→ **WHAT YOU WILL DO**:
Go through the entries below. Copy each line in which "color" appears.

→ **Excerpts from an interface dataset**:
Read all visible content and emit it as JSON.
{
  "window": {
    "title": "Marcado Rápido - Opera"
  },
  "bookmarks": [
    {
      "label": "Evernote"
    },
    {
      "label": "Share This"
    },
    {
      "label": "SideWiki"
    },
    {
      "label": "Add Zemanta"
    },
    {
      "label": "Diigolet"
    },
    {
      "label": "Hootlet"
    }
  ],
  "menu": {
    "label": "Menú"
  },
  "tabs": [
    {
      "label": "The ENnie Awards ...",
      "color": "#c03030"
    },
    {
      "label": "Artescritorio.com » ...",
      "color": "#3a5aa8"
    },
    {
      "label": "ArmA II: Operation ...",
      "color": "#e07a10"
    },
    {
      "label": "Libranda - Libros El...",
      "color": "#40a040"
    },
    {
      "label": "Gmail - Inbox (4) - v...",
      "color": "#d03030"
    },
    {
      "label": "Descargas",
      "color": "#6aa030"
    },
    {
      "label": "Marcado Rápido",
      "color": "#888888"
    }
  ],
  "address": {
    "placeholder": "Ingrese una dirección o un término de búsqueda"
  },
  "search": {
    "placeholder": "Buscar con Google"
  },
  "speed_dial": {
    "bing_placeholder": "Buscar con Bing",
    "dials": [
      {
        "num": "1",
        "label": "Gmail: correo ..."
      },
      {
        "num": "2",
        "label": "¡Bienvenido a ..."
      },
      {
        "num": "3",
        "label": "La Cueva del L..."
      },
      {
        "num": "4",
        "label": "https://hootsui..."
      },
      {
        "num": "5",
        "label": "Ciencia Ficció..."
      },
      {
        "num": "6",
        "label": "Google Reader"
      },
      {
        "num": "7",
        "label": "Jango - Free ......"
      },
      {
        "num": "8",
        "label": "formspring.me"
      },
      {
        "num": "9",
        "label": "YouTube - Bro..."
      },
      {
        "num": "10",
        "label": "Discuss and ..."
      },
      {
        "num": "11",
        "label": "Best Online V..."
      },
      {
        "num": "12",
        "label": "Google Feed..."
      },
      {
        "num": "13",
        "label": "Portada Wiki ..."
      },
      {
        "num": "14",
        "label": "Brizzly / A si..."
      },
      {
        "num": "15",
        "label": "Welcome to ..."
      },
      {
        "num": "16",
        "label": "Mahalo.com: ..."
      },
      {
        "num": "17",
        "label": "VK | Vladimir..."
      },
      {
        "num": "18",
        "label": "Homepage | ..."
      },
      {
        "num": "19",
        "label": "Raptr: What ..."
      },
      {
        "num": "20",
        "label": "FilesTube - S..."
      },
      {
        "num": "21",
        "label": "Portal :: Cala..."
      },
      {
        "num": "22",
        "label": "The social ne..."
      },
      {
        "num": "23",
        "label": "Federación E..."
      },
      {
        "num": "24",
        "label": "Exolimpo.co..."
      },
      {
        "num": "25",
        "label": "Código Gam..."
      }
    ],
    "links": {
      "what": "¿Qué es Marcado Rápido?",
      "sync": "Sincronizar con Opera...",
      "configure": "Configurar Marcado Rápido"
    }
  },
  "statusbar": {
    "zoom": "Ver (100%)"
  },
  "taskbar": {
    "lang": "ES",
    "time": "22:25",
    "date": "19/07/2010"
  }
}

→ **SOLUTION FOR THIS EXERCISE**:
      "color": "#c03030"
      "color": "#3a5aa8"
      "color": "#e07a10"
      "color": "#40a040"
      "color": "#d03030"
      "color": "#6aa030"
      "color": "#888888"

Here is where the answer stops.